The first direct visual evidence of a supermassive black hole has been unveiled.
The image, revealed by the Event Horizon Telescope, shows the black hole at the centre of Messier 87, a galaxy in the nearby Virgo galaxy cluster. It resides 55 million light years from Earth and has a mass that's 6.5 billion times that of the Sun.
The image shows a fiery ring-like structure consisting of gas and dust around a dark central region, the black hole itself, which is technically unseeable.
Heino Falcke, chair of the EHT Science Council, said: "If immersed in a bright region, like a disc of glowing gas, we expect a black hole to create a dark region similar to a shadow -- something predicted by Einstein's general relativity that we've never seen before," he said.
“This shadow, caused by the gravitational bending and capture of light by the event horizon, reveals a lot about the nature of these fascinating objects and allowed us to measure the enormous mass of M87's black hole."
As no single telescope is powerful enough to catch an image of the black hole, the Event Horizon Telescope consists of a network of eight telescopes at high altitudes around the world, in California, Hawaii, Mexico, Arizona, Sierra Nevada, the French Alps, the Chilean Atacama Desert and Antarctica.
Together they form an Earth-sized virtual telescope with an angular resolution of 20 micro-arcseconds – enough power to read a newspaper in New York from a Paris street.
Each telescope produced around 350 terabytes of data per day, which was stored on high-performance helium-filled hard drives and flown to supercomputers in Massachusetts and Bonn, Germany.
Paul T.P. Ho, EHT board member, said: "Once we were sure we had imaged the shadow, we could compare our observations to extensive computer models that include the physics of warped space, superheated matter and strong magnetic fields. Many of the features of the observed image match our theoretical understanding surprisingly well.”
Funding for the project was provided by the US National Science Foundation, the EU's European Research Council and funding agencies in East Asia. The National Science Foundation alone contributed more than $28 million over 20 years.

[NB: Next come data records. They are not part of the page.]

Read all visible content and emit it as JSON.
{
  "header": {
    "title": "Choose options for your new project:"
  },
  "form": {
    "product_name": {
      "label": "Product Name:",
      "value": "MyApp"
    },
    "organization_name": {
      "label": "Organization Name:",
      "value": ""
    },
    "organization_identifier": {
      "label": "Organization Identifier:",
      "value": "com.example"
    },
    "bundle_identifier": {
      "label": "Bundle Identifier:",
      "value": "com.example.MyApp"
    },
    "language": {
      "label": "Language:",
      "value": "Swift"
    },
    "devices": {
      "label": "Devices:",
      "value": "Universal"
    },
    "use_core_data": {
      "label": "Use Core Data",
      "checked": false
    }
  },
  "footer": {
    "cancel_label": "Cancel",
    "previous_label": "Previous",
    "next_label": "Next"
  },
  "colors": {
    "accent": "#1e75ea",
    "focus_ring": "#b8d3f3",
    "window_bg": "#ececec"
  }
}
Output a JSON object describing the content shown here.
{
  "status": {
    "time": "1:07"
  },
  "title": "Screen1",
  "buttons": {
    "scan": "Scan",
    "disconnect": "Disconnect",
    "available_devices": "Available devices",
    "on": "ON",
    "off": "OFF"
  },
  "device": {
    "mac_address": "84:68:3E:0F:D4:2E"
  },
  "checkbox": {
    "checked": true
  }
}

The breakthrough was announced in a series of six papers published in The Astrophysical Journal Letters.